:: GOAL OF THE EXERCISE ::
Report every line of the data that includes "DEMAND".

:: TASK INPUTS ::
--------

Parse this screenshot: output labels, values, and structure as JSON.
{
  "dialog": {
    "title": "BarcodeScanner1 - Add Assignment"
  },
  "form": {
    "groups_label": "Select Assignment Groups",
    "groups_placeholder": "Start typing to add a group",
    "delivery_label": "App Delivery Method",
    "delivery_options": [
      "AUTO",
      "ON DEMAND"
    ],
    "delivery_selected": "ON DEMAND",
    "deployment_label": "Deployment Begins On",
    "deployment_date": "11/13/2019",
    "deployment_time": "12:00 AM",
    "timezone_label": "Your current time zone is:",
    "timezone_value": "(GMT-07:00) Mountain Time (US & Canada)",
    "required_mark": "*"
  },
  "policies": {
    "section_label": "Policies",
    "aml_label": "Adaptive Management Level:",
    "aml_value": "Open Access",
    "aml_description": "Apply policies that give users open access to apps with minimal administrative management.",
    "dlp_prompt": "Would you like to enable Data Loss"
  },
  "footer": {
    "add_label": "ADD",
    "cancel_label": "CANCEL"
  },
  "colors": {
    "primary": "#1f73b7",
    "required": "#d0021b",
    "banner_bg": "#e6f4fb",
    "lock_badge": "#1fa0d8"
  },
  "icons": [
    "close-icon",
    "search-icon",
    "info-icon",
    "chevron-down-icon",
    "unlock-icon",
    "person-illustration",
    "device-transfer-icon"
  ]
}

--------

:: EXPECTED ANSWER ::
      "ON DEMAND"
    "delivery_selected": "ON DEMAND",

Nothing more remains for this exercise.